------ Record extracts ------

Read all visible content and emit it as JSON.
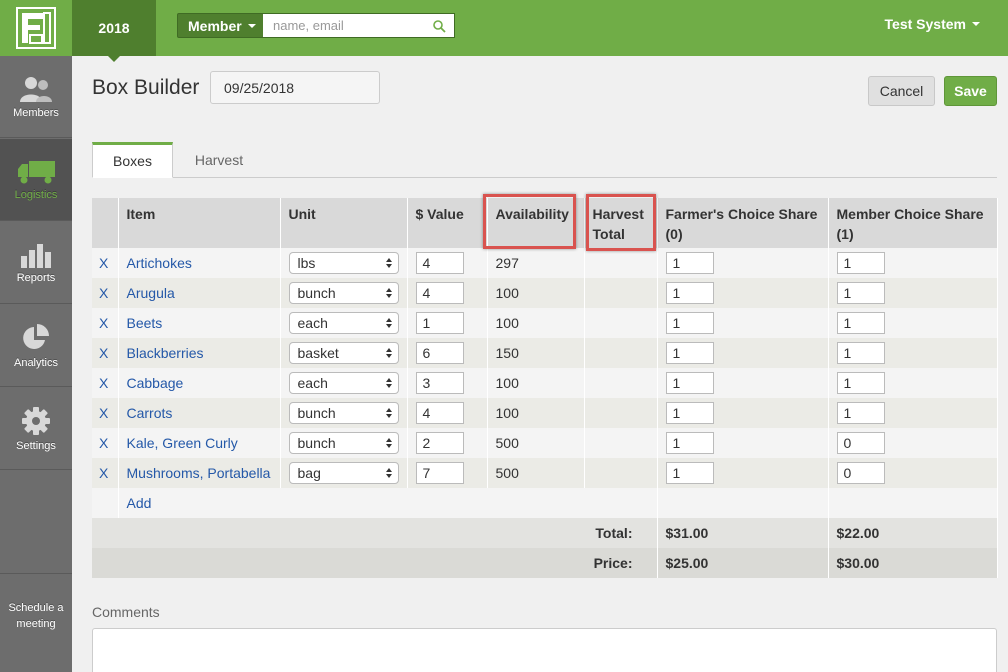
{
  "topbar": {
    "year": "2018",
    "member_label": "Member",
    "search_placeholder": "name, email",
    "user": "Test System"
  },
  "sidebar": {
    "items": [
      {
        "label": "Members",
        "icon": "members-icon"
      },
      {
        "label": "Logistics",
        "icon": "truck-icon",
        "active": true
      },
      {
        "label": "Reports",
        "icon": "bar-chart-icon"
      },
      {
        "label": "Analytics",
        "icon": "pie-chart-icon"
      },
      {
        "label": "Settings",
        "icon": "gear-icon"
      }
    ],
    "schedule_line1": "Schedule a",
    "schedule_line2": "meeting"
  },
  "header": {
    "title": "Box Builder",
    "date": "09/25/2018",
    "cancel_label": "Cancel",
    "save_label": "Save"
  },
  "tabs": [
    "Boxes",
    "Harvest"
  ],
  "table": {
    "headers": {
      "item": "Item",
      "unit": "Unit",
      "value": "$ Value",
      "availability": "Availability",
      "harvest_total_1": "Harvest",
      "harvest_total_2": "Total",
      "farmers_choice_1": "Farmer's Choice Share",
      "farmers_choice_2": "(0)",
      "member_choice_1": "Member Choice Share",
      "member_choice_2": "(1)"
    },
    "remove_label": "X",
    "rows": [
      {
        "item": "Artichokes",
        "unit": "lbs",
        "value": "4",
        "availability": "297",
        "farmers": "1",
        "member": "1"
      },
      {
        "item": "Arugula",
        "unit": "bunch",
        "value": "4",
        "availability": "100",
        "farmers": "1",
        "member": "1"
      },
      {
        "item": "Beets",
        "unit": "each",
        "value": "1",
        "availability": "100",
        "farmers": "1",
        "member": "1"
      },
      {
        "item": "Blackberries",
        "unit": "basket",
        "value": "6",
        "availability": "150",
        "farmers": "1",
        "member": "1"
      },
      {
        "item": "Cabbage",
        "unit": "each",
        "value": "3",
        "availability": "100",
        "farmers": "1",
        "member": "1"
      },
      {
        "item": "Carrots",
        "unit": "bunch",
        "value": "4",
        "availability": "100",
        "farmers": "1",
        "member": "1"
      },
      {
        "item": "Kale, Green Curly",
        "unit": "bunch",
        "value": "2",
        "availability": "500",
        "farmers": "1",
        "member": "0"
      },
      {
        "item": "Mushrooms, Portabella",
        "unit": "bag",
        "value": "7",
        "availability": "500",
        "farmers": "1",
        "member": "0"
      }
    ],
    "add_label": "Add",
    "total_label": "Total:",
    "total_farmers": "$31.00",
    "total_member": "$22.00",
    "price_label": "Price:",
    "price_farmers": "$25.00",
    "price_member": "$30.00"
  },
  "comments_label": "Comments",
  "colors": {
    "brand_green": "#70ad47",
    "dark_green": "#4f7f2e",
    "highlight_red": "#d9534f",
    "link_blue": "#2458a8"
  }
}
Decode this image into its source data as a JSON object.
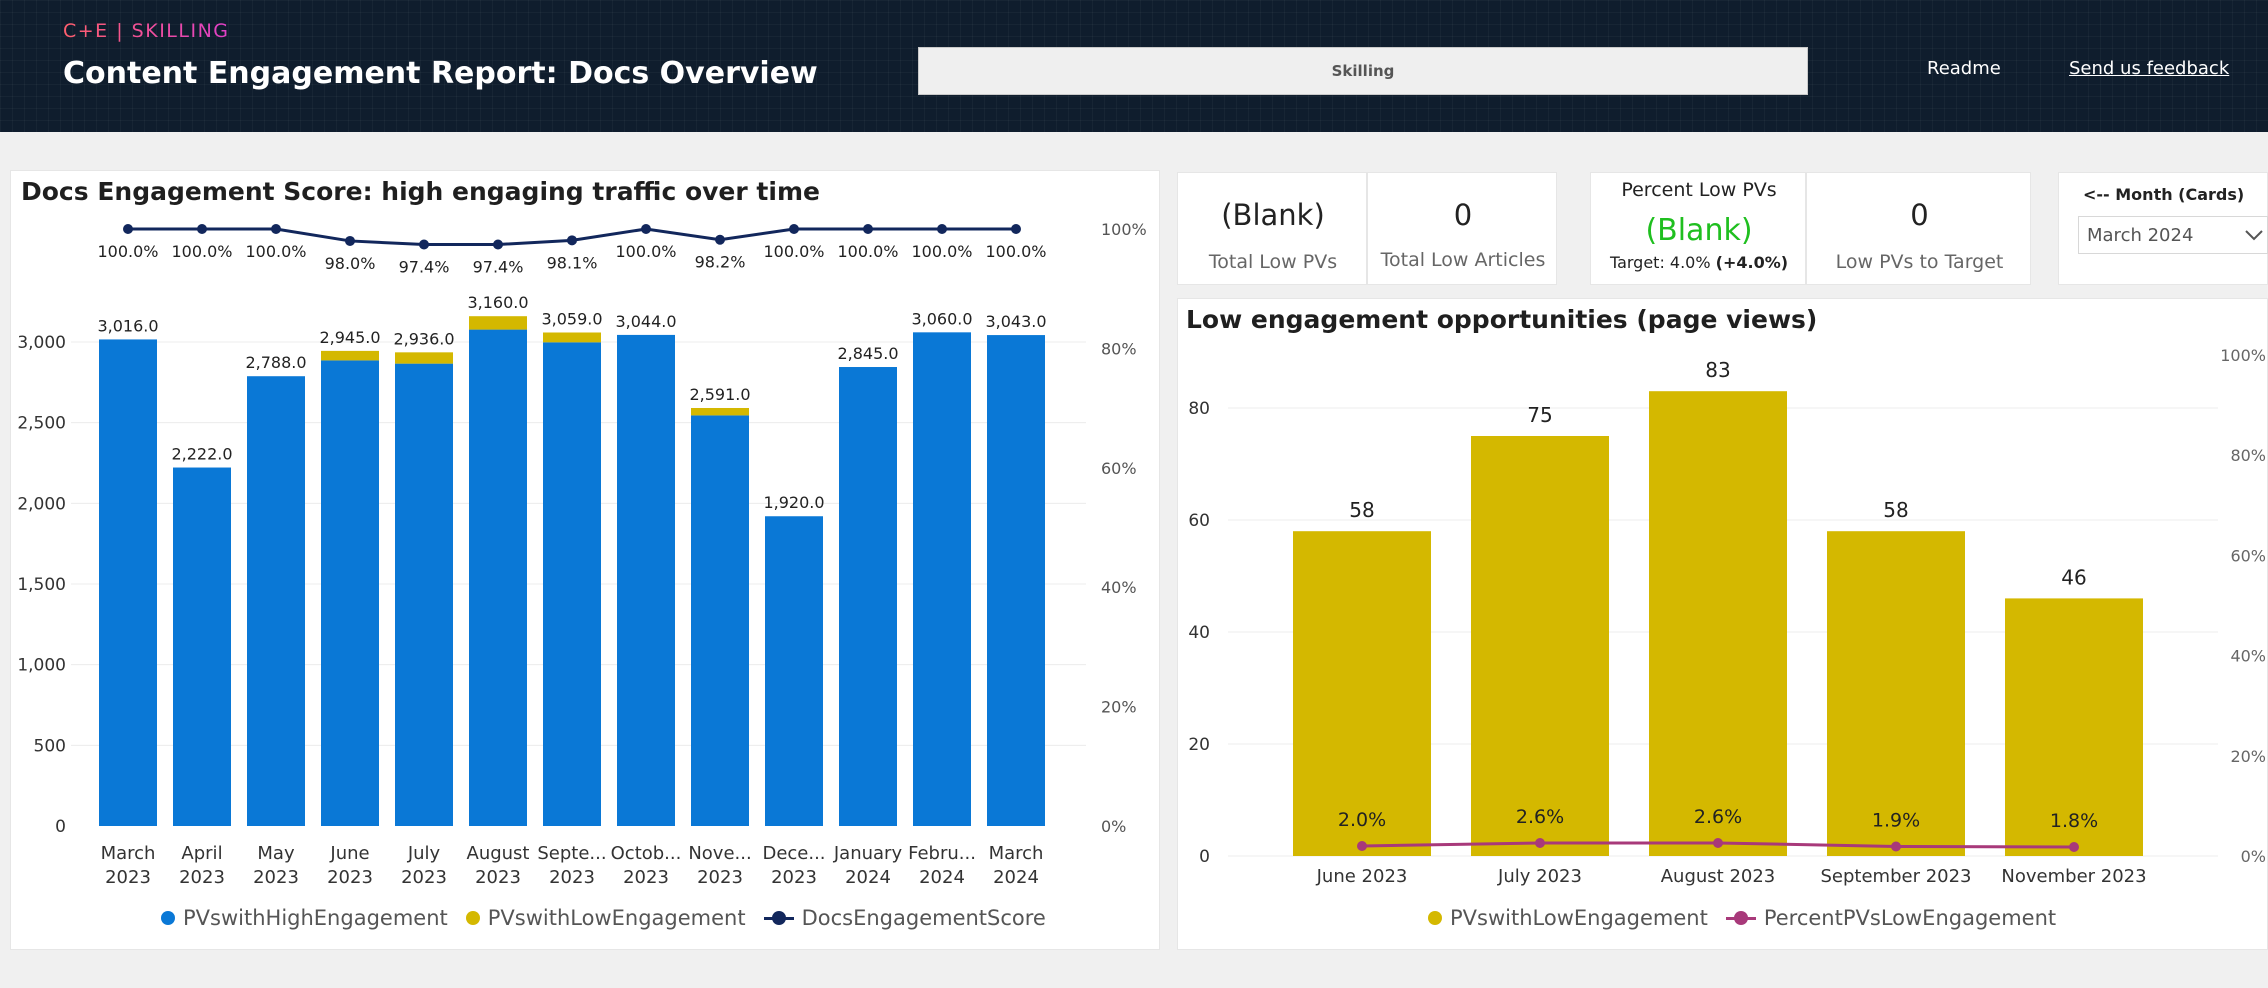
{
  "header": {
    "brand": "C+E | SKILLING",
    "title": "Content Engagement Report: Docs Overview",
    "tab_label": "Skilling",
    "readme": "Readme",
    "feedback": "Send us feedback"
  },
  "left_panel": {
    "title": "Docs Engagement Score: high engaging traffic over time",
    "legend": [
      "PVswithHighEngagement",
      "PVswithLowEngagement",
      "DocsEngagementScore"
    ]
  },
  "cards": {
    "total_low_pvs": {
      "value": "(Blank)",
      "label": "Total Low PVs"
    },
    "total_low_articles": {
      "value": "0",
      "label": "Total Low Articles"
    },
    "percent_low_pvs": {
      "title": "Percent Low PVs",
      "value": "(Blank)",
      "target_label": "Target: 4.0%",
      "target_delta": "(+4.0%)"
    },
    "low_pvs_to_target": {
      "value": "0",
      "label": "Low PVs to Target"
    },
    "month_filter": {
      "label": "<-- Month (Cards)",
      "selected": "March 2024"
    }
  },
  "right_panel": {
    "title": "Low engagement opportunities (page views)",
    "legend": [
      "PVswithLowEngagement",
      "PercentPVsLowEngagement"
    ]
  },
  "colors": {
    "high": "#0a78d6",
    "low": "#d4b800",
    "score": "#12275c",
    "percent": "#a8397a"
  },
  "chart_data": [
    {
      "type": "bar",
      "stacked": true,
      "title": "Docs Engagement Score: high engaging traffic over time",
      "categories": [
        [
          "March",
          "2023"
        ],
        [
          "April",
          "2023"
        ],
        [
          "May",
          "2023"
        ],
        [
          "June",
          "2023"
        ],
        [
          "July",
          "2023"
        ],
        [
          "August",
          "2023"
        ],
        [
          "Septe...",
          "2023"
        ],
        [
          "Octob...",
          "2023"
        ],
        [
          "Nove...",
          "2023"
        ],
        [
          "Dece...",
          "2023"
        ],
        [
          "January",
          "2024"
        ],
        [
          "Febru...",
          "2024"
        ],
        [
          "March",
          "2024"
        ]
      ],
      "series": [
        {
          "name": "PVswithHighEngagement",
          "values": [
            3016,
            2222,
            2788,
            2886,
            2866,
            3077,
            2998,
            3044,
            2545,
            1920,
            2845,
            3060,
            3043
          ]
        },
        {
          "name": "PVswithLowEngagement",
          "values": [
            0,
            0,
            0,
            59,
            70,
            83,
            61,
            0,
            46,
            0,
            0,
            0,
            0
          ]
        }
      ],
      "totals": [
        "3,016.0",
        "2,222.0",
        "2,788.0",
        "2,945.0",
        "2,936.0",
        "3,160.0",
        "3,059.0",
        "3,044.0",
        "2,591.0",
        "1,920.0",
        "2,845.0",
        "3,060.0",
        "3,043.0"
      ],
      "line": {
        "name": "DocsEngagementScore",
        "values": [
          100.0,
          100.0,
          100.0,
          98.0,
          97.4,
          97.4,
          98.1,
          100.0,
          98.2,
          100.0,
          100.0,
          100.0,
          100.0
        ],
        "labels": [
          "100.0%",
          "100.0%",
          "100.0%",
          "98.0%",
          "97.4%",
          "97.4%",
          "98.1%",
          "100.0%",
          "98.2%",
          "100.0%",
          "100.0%",
          "100.0%",
          "100.0%"
        ]
      },
      "y_ticks": [
        "0",
        "500",
        "1,000",
        "1,500",
        "2,000",
        "2,500",
        "3,000"
      ],
      "y2_ticks": [
        "0%",
        "20%",
        "40%",
        "60%",
        "80%",
        "100%"
      ],
      "ylim": [
        0,
        3350
      ],
      "y2lim": [
        0,
        100
      ],
      "legend_position": "bottom"
    },
    {
      "type": "bar",
      "title": "Low engagement opportunities (page views)",
      "categories": [
        "June 2023",
        "July 2023",
        "August 2023",
        "September 2023",
        "November 2023"
      ],
      "series": [
        {
          "name": "PVswithLowEngagement",
          "values": [
            58,
            75,
            83,
            58,
            46
          ]
        }
      ],
      "line": {
        "name": "PercentPVsLowEngagement",
        "values": [
          2.0,
          2.6,
          2.6,
          1.9,
          1.8
        ],
        "labels": [
          "2.0%",
          "2.6%",
          "2.6%",
          "1.9%",
          "1.8%"
        ]
      },
      "y_ticks": [
        "0",
        "20",
        "40",
        "60",
        "80"
      ],
      "y2_ticks": [
        "0%",
        "20%",
        "40%",
        "60%",
        "80%",
        "100%"
      ],
      "ylim": [
        0,
        92
      ],
      "y2lim": [
        0,
        100
      ],
      "legend_position": "bottom"
    }
  ]
}
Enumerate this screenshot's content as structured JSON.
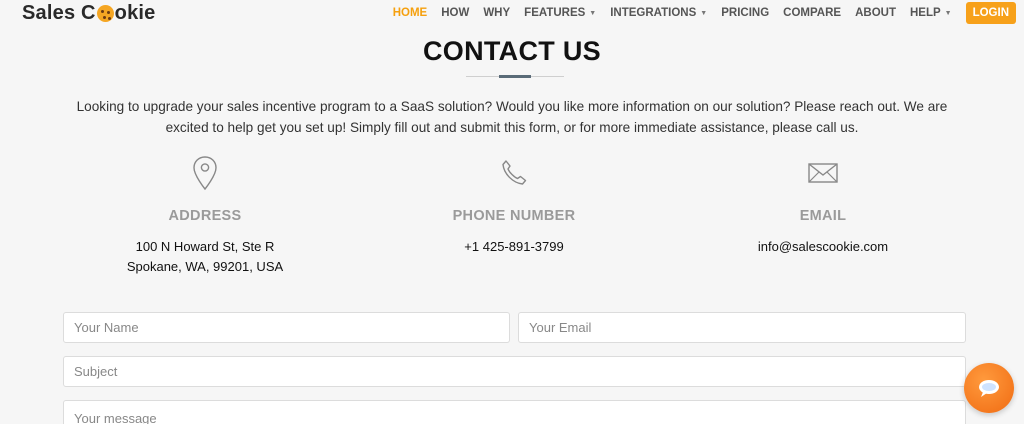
{
  "header": {
    "logo_text_1": "Sales C",
    "logo_text_2": "okie",
    "nav": [
      {
        "label": "HOME",
        "active": true
      },
      {
        "label": "HOW"
      },
      {
        "label": "WHY"
      },
      {
        "label": "FEATURES",
        "dropdown": true
      },
      {
        "label": "INTEGRATIONS",
        "dropdown": true
      },
      {
        "label": "PRICING"
      },
      {
        "label": "COMPARE"
      },
      {
        "label": "ABOUT"
      },
      {
        "label": "HELP",
        "dropdown": true
      }
    ],
    "login": "LOGIN"
  },
  "page": {
    "title": "CONTACT US",
    "intro": "Looking to upgrade your sales incentive program to a SaaS solution? Would you like more information on our solution? Please reach out. We are excited to help get you set up! Simply fill out and submit this form, or for more immediate assistance, please call us."
  },
  "contact": {
    "address": {
      "heading": "ADDRESS",
      "line1": "100 N Howard St, Ste R",
      "line2": "Spokane, WA, 99201, USA",
      "icon": "map-pin-icon"
    },
    "phone": {
      "heading": "PHONE NUMBER",
      "value": "+1 425-891-3799",
      "icon": "phone-icon"
    },
    "email": {
      "heading": "EMAIL",
      "value": "info@salescookie.com",
      "icon": "envelope-icon"
    }
  },
  "form": {
    "name_placeholder": "Your Name",
    "email_placeholder": "Your Email",
    "subject_placeholder": "Subject",
    "message_placeholder": "Your message"
  },
  "colors": {
    "accent": "#f5a00e",
    "login_bg": "#f7a11a",
    "chat_bg": "#f06b12"
  }
}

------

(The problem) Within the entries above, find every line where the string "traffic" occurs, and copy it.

(Task solution)
    "title": "Docs Engagement Score: high engaging traffic over time",
      "title": "Docs Engagement Score: high engaging traffic over time",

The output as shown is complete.